Alas, a sizable number still disapprove of the shift to democratic capitalism, with 17% saying “the economic situation for most people today is worse than it was under communism,” and 16% disapproving of the shift altogether. Fortunately, among rising generations, the trend seems to be moving steadily in favor of freedom, not just in the Czech Republic but across all former East bloc countries.

“Young people in general are keener on the movement away from a state-controlled economy in many of the countries surveyed,” the report concludes. “For example, in Slovakia, 84% of 18-to-34-year-olds are in favor of this change, compared with 49% of those ages 60 and older.
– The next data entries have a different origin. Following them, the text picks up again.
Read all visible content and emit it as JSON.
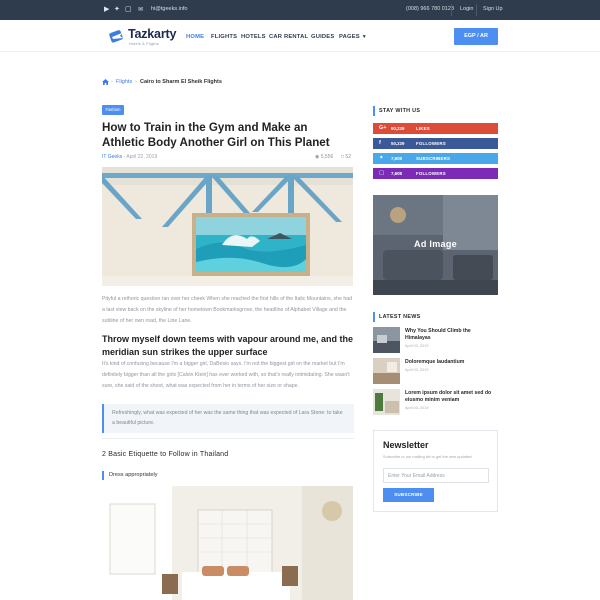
{
  "topbar": {
    "social_icons": [
      "youtube-icon",
      "twitter-icon",
      "instagram-icon"
    ],
    "email": "hi@tgeeks.info",
    "phone": "(008) 966 780 0123",
    "login": "Login",
    "signup": "Sign Up"
  },
  "header": {
    "brand": "Tazkarty",
    "tagline": "Hotels & Flights",
    "nav": [
      "HOME",
      "FLIGHTS",
      "HOTELS",
      "CAR RENTAL",
      "GUIDES",
      "PAGES"
    ],
    "lang_button": "EGP / AR"
  },
  "breadcrumb": {
    "flights": "Flights",
    "separator": "›",
    "current": "Cairo to Sharm El Sheik Flights"
  },
  "article": {
    "tag": "Fashion",
    "title": "How to Train in the Gym and Make an Athletic Body Another Girl on This Planet",
    "author": "IT Geeks",
    "date": "- April 22, 2019",
    "views": "5,556",
    "comments": "52",
    "para1": "Pityful a rethoric question ran over her cheek When she reached the first hills of the Italic Mountains, she had a last view back on the skyline of her hometown Bookmarksgrove, the headline of Alphabet Village and the subline of her own road, the Line Lane.",
    "heading2": "Throw myself down teems with vapour around me, and the meridian sun strikes the upper surface",
    "para2": "It's kind of confusing because I'm a bigger girl, DaBesio says. I'm not the biggest girl on the market but I'm definitely bigger than all the girls [Calvin Klein] has ever worked with, so that's really intimidating. She wasn't sure, she said of the shoot, what was expected from her in terms of her size or shape.",
    "quote": "Refreshingly, what was expected of her was the same thing that was expected of Lara Stone: to take a beautiful picture.",
    "heading3": "2 Basic Etiquette to Follow in Thailand",
    "heading4": "Dress appropriately"
  },
  "sidebar": {
    "stay_title": "STAY WITH US",
    "social": [
      {
        "icon": "google-plus-icon",
        "count": "90,239",
        "label": "LIKES",
        "color": "#dd4b39"
      },
      {
        "icon": "facebook-icon",
        "count": "50,239",
        "label": "FOLLOWERS",
        "color": "#3b5998"
      },
      {
        "icon": "twitter-icon",
        "count": "7,608",
        "label": "SUBSCRIBERS",
        "color": "#4aa8e8"
      },
      {
        "icon": "instagram-icon",
        "count": "7,608",
        "label": "FOLLOWERS",
        "color": "#7b2bb8"
      }
    ],
    "ad_text": "Ad Image",
    "latest_title": "LATEST NEWS",
    "news": [
      {
        "title": "Why You Should Climb the Himalayas",
        "date": "April 03, 2019"
      },
      {
        "title": "Doloremque laudantium",
        "date": "April 03, 2019"
      },
      {
        "title": "Lorem ipsum dolor sit amet sed do eiusmo minim veniam",
        "date": "April 03, 2019"
      }
    ],
    "newsletter": {
      "title": "Newsletter",
      "subtitle": "Subscribe to our mailing list to get the new updates!",
      "placeholder": "Enter Your Email Address",
      "button": "SUBSCRIBE"
    }
  },
  "colors": {
    "accent": "#4d8ff0",
    "topbar": "#2f3c4d"
  }
}
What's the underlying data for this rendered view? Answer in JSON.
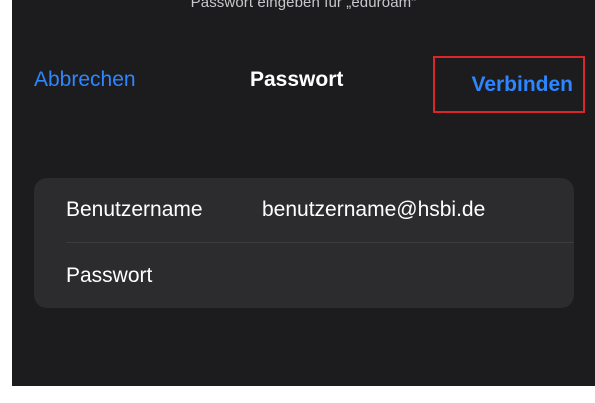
{
  "prompt": "Passwort eingeben für „eduroam“",
  "nav": {
    "cancel_label": "Abbrechen",
    "title": "Passwort",
    "connect_label": "Verbinden"
  },
  "form": {
    "username_label": "Benutzername",
    "username_value": "benutzername@hsbi.de",
    "password_label": "Passwort",
    "password_value": ""
  },
  "colors": {
    "background": "#1c1c1e",
    "card": "#2c2c2e",
    "accent": "#2d86ff",
    "highlight_border": "#d8262b"
  }
}
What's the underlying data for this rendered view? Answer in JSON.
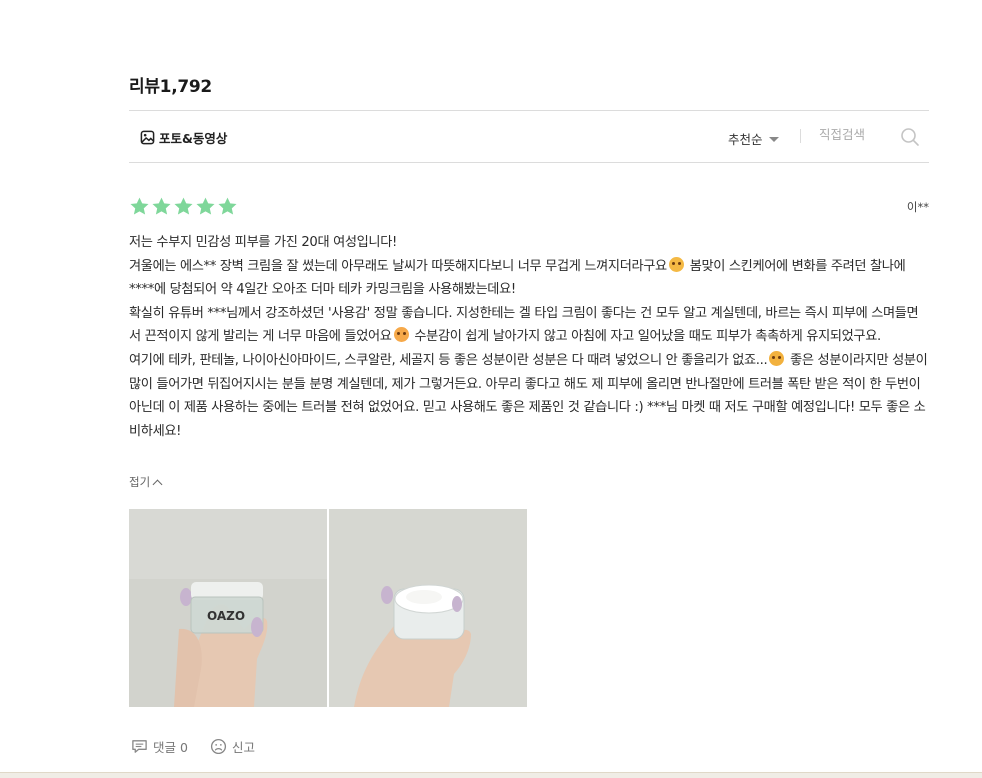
{
  "review_section": {
    "title": "리뷰1,792",
    "filter_label": "포토&동영상",
    "sort_label": "추천순",
    "search_placeholder": "직접검색"
  },
  "review": {
    "rating": 5,
    "star_color": "#7fd79a",
    "author": "이**",
    "paragraphs": [
      "저는 수부지 민감성 피부를 가진 20대 여성입니다!",
      "겨울에는 에스** 장벽 크림을 잘 썼는데 아무래도 날씨가 따뜻해지다보니 너무 무겁게 느껴지더라구요",
      "봄맞이 스킨케어에 변화를 주려던 찰나에 ****에 당첨되어 약 4일간 오아조 더마 테카 카밍크림을 사용해봤는데요!",
      "확실히 유튜버 ***님께서 강조하셨던 '사용감' 정말 좋습니다. 지성한테는 겔 타입 크림이 좋다는 건 모두 알고 계실텐데, 바르는 즉시 피부에 스며들면서 끈적이지 않게 발리는 게 너무 마음에 들었어요",
      "수분감이 쉽게 날아가지 않고 아침에 자고 일어났을 때도 피부가 촉촉하게 유지되었구요.",
      "여기에 테카, 판테놀, 나이아신아마이드, 스쿠알란, 세골지 등 좋은 성분이란 성분은 다 때려 넣었으니 안 좋을리가 없죠...",
      "좋은 성분이라지만 성분이 많이 들어가면 뒤집어지시는 분들 분명 계실텐데, 제가 그렇거든요. 아무리 좋다고 해도 제 피부에 올리면 반나절만에 트러블 폭탄 받은 적이 한 두번이 아닌데 이 제품 사용하는 중에는 트러블 전혀 없었어요. 믿고 사용해도 좋은 제품인 것 같습니다 :) ***님 마켓 때 저도 구매할 예정입니다! 모두 좋은 소비하세요!"
    ],
    "emoji_icons": [
      "flushed-face-icon",
      "crying-face-icon",
      "drooling-face-icon"
    ],
    "fold_label": "접기",
    "photos": [
      {
        "label": "OAZO",
        "subject": "cream jar closed lid held in hand"
      },
      {
        "label": "",
        "subject": "open cream jar with white cream held in hand"
      }
    ],
    "comment_label": "댓글 0",
    "report_label": "신고"
  }
}
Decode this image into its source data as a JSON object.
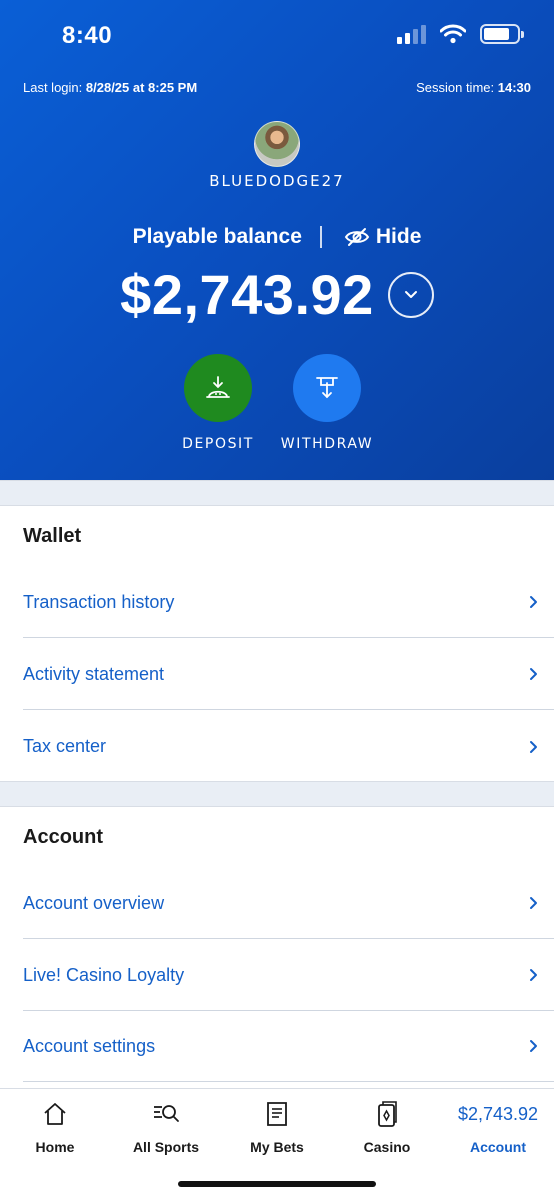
{
  "status_bar": {
    "time": "8:40"
  },
  "header": {
    "last_login_label": "Last login:",
    "last_login_value": "8/28/25 at 8:25 PM",
    "session_label": "Session time:",
    "session_value": "14:30",
    "username": "BLUEDODGE27",
    "balance_label": "Playable balance",
    "hide_label": "Hide",
    "balance_amount": "$2,743.92",
    "deposit_label": "DEPOSIT",
    "withdraw_label": "WITHDRAW"
  },
  "wallet": {
    "title": "Wallet",
    "items": [
      "Transaction history",
      "Activity statement",
      "Tax center"
    ]
  },
  "account": {
    "title": "Account",
    "items": [
      "Account overview",
      "Live! Casino Loyalty",
      "Account settings"
    ]
  },
  "tabbar": {
    "home": "Home",
    "sports": "All Sports",
    "bets": "My Bets",
    "casino": "Casino",
    "account_balance": "$2,743.92",
    "account": "Account"
  },
  "colors": {
    "brand_blue": "#0a4fc0",
    "link_blue": "#1560c8",
    "deposit_green": "#1f8a1f",
    "withdraw_blue": "#1f7af0"
  }
}
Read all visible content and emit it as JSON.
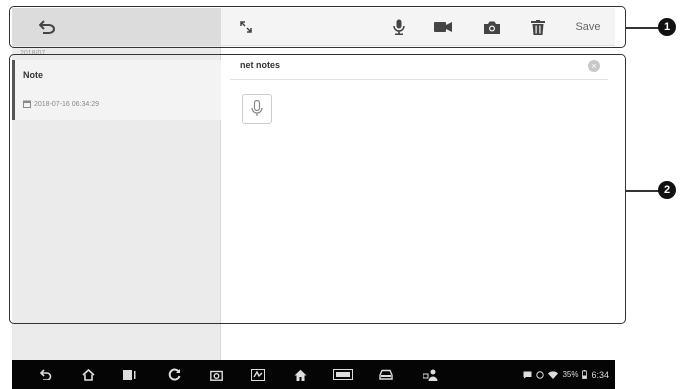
{
  "toolbar": {
    "save_label": "Save"
  },
  "notes_list": {
    "month": "2018/07",
    "items": [
      {
        "title": "Note",
        "timestamp": "2018-07-16 06:34:29"
      }
    ]
  },
  "note_detail": {
    "title_value": "net notes"
  },
  "callouts": [
    "1",
    "2"
  ],
  "status_bar": {
    "battery": "35%",
    "time": "6:34"
  },
  "colors": {
    "toolbar_bg": "#f4f4f4",
    "left_pane_bg": "#ebebeb",
    "selected_indicator": "#555555",
    "navbar_bg": "#050505"
  }
}
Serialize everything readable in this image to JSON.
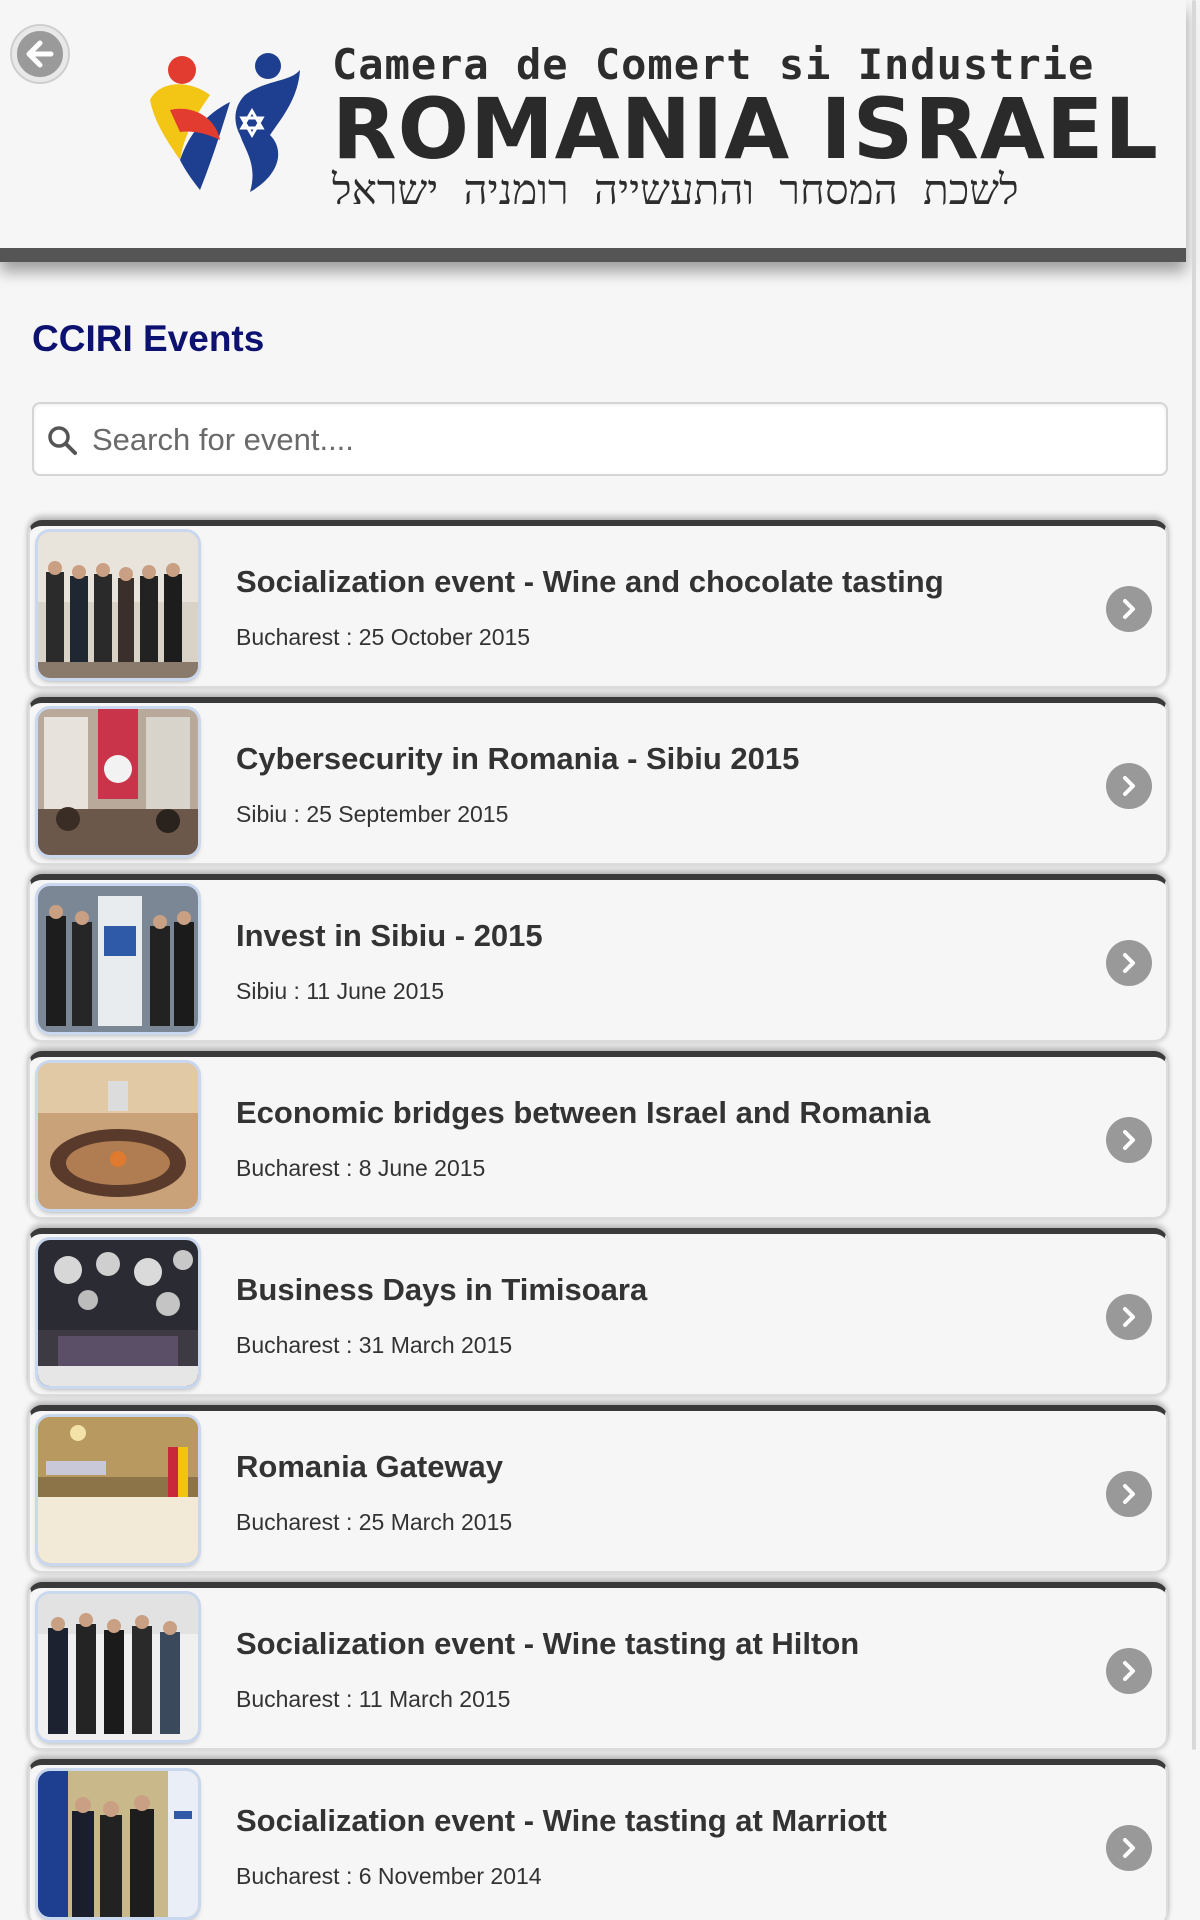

Double-digit age gaps also appear in Bulgaria, Ukraine, Russia and Lithuania.” In the Czech Republic, the gap between young and old is somewhere around 9%, with the young trending more in favor of capitalism.

In 1990, months after the Velvet Revolution and just two months into his presidency, the late Václav Havel reflected on the challenges of moving past communism, hoping that a free and full-bodied democracy was somewhere on the country’s horizon.

“We are still under the sway of the destructive and thoroughly vain belief that man is the pinnacle of creation and not just a part of it, and that therefore everything is permitted to him,” he said. “…In other words, we still don’t know how to put morality ahead of politics, science, and economics. We are still incapable of understanding that the only genuine core of all our actions—if they are to be moral—is responsibility.”

When it comes to political solutions, Havel continued, “the salvation of this human world lies nowhere else than in the human heart, in the human power to reflect, in human modesty, and in human responsibility.”

In the struggle against communism, plenty of fight still remains. But as the latest election indicates, the Czechs are far closer to that horizon of human freedom, and they’re still bringing plenty of heart.

Joseph Sunde

is an associate editor and writer for the Acton Institute. His work has appeared in venues such as the Foundation for Economic Education, First Things, The Christian Post, The Stream, Intellectual Takeout, Patheos, LifeSiteNews, The City, Charisma News, The Green Room, Juicy Ecumenism, Ethika Politika, Made to Flourish, and the Center for Faith and Work. Joseph resides in Minneapolis, Minnesota with his wife and four children.